---- Given data
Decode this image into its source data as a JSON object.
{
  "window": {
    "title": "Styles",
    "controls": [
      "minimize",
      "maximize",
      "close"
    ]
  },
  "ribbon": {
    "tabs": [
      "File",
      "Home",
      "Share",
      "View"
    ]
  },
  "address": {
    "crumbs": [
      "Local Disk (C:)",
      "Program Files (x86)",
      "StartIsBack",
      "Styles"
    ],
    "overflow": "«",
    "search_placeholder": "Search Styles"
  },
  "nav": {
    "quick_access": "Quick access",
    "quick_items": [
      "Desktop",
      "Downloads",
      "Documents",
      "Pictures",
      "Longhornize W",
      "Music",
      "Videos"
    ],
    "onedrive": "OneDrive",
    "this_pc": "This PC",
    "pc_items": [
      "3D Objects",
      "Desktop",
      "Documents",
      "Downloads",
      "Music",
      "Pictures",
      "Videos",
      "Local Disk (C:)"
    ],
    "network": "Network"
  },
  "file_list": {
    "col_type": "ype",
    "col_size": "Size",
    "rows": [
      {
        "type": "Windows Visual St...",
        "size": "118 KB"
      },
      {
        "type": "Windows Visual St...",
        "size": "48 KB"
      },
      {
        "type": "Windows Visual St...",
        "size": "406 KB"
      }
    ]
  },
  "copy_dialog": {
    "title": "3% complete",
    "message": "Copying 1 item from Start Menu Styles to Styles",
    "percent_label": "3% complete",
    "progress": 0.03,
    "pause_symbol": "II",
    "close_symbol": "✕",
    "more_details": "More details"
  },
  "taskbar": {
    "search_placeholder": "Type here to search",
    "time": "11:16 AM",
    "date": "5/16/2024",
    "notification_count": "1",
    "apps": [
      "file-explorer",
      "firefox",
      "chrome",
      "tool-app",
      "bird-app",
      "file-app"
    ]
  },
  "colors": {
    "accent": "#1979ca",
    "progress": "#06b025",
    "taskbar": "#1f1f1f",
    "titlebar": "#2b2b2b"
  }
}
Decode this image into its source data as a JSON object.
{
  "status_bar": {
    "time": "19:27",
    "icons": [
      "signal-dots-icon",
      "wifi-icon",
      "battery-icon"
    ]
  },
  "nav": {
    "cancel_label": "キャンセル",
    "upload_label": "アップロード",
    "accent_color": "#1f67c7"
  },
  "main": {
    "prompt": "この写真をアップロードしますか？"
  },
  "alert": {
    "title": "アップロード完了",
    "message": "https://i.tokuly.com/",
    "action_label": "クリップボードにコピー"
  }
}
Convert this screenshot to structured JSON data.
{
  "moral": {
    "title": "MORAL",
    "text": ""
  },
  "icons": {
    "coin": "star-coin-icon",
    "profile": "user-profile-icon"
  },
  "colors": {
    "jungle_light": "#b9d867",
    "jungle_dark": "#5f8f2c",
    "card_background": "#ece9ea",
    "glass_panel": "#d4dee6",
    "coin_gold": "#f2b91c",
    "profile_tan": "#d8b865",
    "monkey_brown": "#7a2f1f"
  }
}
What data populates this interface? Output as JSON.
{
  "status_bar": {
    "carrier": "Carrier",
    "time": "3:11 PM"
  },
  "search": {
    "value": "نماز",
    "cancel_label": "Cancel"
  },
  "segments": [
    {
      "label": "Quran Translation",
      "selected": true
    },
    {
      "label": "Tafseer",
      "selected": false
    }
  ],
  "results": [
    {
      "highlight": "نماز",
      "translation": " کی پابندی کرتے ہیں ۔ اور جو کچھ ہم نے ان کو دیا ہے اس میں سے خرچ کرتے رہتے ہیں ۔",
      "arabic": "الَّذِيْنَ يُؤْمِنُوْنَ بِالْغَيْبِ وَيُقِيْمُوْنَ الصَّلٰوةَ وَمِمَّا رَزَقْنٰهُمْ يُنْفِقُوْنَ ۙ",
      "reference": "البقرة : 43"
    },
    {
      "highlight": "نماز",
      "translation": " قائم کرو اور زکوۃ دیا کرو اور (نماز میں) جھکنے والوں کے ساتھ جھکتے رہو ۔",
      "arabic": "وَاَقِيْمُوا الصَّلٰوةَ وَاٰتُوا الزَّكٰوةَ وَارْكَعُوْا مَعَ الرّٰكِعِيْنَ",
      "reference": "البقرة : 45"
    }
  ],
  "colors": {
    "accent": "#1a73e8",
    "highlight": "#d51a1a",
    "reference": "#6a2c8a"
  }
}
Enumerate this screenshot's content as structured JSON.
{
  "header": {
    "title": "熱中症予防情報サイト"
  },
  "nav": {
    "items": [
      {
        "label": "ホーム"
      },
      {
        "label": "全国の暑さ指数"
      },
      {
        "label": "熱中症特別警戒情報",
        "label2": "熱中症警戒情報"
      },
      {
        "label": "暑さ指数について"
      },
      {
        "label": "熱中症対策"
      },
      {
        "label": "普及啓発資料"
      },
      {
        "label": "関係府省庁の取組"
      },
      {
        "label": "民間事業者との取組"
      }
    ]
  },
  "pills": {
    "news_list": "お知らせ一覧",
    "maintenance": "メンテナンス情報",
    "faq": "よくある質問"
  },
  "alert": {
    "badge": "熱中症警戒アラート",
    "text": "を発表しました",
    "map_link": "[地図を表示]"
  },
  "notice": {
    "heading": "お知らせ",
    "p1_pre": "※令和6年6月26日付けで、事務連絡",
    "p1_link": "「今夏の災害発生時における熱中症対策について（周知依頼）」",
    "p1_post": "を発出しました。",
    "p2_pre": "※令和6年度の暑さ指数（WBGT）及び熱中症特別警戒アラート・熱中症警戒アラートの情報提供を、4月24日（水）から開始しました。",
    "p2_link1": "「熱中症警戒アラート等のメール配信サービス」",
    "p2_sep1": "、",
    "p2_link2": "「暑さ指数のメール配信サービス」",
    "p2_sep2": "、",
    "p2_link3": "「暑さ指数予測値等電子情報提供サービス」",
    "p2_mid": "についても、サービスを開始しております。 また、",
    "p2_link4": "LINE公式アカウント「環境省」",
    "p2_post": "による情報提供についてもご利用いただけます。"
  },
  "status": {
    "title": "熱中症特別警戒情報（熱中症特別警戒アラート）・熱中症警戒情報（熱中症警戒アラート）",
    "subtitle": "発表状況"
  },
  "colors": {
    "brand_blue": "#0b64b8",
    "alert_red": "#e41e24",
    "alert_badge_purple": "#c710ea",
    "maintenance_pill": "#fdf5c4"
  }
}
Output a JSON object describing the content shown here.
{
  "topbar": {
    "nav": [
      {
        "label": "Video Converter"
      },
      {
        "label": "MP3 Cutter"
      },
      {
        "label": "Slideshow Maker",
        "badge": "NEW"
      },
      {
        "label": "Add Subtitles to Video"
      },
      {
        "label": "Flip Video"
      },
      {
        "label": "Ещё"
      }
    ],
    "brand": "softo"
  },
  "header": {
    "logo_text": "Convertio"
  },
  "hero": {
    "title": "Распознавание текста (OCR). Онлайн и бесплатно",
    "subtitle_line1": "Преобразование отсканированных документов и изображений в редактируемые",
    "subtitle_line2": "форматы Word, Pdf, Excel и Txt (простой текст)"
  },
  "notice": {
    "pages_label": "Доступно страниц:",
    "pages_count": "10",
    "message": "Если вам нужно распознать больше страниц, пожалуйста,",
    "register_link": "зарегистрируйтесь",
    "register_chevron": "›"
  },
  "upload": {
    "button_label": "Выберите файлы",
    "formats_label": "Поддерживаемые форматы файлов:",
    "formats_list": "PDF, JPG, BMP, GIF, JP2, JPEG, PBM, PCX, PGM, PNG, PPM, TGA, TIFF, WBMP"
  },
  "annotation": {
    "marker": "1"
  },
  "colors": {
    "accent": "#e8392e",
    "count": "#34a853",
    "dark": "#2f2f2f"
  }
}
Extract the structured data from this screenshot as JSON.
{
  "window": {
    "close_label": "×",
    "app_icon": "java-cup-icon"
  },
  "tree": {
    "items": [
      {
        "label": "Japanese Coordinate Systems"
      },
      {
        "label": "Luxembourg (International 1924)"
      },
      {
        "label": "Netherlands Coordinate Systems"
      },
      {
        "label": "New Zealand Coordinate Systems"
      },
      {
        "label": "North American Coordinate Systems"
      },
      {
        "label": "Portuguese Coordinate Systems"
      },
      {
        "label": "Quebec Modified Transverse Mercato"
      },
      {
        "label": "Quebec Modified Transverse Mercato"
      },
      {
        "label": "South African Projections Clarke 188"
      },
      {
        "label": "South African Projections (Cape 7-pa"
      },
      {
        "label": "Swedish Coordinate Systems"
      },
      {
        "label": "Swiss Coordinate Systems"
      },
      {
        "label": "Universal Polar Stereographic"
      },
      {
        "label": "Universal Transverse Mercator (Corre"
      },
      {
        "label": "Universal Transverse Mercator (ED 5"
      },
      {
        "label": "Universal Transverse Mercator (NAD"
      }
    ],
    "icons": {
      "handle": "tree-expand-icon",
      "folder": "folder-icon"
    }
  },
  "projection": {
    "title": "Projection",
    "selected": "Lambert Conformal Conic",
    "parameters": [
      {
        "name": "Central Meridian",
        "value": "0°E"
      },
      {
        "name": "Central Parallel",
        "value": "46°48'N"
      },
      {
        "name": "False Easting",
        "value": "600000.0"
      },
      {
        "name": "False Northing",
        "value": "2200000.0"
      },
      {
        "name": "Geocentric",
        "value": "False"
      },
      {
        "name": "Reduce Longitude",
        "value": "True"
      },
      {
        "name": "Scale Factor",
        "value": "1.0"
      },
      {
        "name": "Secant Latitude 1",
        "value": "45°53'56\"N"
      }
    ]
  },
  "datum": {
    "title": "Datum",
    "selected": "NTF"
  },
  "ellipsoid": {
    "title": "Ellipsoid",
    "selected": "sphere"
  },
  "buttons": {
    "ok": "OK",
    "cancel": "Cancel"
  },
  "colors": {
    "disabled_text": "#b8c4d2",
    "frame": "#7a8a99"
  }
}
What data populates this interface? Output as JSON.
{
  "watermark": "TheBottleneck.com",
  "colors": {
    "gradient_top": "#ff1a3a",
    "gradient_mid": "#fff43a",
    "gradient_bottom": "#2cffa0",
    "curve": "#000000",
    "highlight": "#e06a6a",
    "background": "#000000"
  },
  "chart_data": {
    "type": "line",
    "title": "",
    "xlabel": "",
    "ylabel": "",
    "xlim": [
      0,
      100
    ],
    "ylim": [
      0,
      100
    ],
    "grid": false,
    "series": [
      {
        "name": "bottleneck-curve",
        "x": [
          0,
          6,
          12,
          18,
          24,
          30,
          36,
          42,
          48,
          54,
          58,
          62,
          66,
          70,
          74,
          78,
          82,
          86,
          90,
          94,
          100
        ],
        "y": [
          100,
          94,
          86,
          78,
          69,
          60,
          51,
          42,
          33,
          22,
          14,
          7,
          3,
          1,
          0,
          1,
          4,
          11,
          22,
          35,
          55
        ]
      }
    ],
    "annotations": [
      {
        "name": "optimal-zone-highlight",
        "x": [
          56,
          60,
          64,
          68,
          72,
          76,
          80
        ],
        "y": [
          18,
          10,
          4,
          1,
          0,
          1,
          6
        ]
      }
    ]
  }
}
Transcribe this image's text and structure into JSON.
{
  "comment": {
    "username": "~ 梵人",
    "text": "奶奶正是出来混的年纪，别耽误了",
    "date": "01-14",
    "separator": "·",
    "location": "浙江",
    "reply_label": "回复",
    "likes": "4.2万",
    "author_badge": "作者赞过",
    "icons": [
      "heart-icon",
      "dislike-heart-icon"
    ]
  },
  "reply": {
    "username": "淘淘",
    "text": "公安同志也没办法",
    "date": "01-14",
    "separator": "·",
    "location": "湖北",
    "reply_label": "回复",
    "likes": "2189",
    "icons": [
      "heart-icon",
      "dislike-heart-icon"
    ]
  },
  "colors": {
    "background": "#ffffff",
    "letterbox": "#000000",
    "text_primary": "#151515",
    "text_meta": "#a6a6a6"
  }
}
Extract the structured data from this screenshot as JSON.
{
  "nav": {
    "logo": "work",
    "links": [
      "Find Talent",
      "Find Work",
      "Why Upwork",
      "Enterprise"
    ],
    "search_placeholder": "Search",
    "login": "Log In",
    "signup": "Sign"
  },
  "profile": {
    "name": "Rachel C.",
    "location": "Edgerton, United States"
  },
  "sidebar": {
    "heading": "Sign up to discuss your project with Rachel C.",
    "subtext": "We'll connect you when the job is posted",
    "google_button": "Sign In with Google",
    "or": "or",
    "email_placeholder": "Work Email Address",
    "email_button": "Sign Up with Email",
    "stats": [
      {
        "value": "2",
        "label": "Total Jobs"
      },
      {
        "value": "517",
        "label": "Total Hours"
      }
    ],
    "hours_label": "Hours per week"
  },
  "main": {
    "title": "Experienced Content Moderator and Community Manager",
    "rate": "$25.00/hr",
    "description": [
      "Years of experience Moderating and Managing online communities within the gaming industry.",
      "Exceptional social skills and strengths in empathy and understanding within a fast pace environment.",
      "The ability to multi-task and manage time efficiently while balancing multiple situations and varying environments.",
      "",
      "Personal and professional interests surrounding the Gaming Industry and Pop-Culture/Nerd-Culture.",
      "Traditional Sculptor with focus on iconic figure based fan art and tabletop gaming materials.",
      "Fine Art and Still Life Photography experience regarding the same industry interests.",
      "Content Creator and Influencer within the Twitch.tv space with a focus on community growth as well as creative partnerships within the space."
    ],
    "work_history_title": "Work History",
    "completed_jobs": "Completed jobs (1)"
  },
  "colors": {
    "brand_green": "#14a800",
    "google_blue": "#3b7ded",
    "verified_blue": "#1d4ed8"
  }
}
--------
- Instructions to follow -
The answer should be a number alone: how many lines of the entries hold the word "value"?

- Answer for the task -
11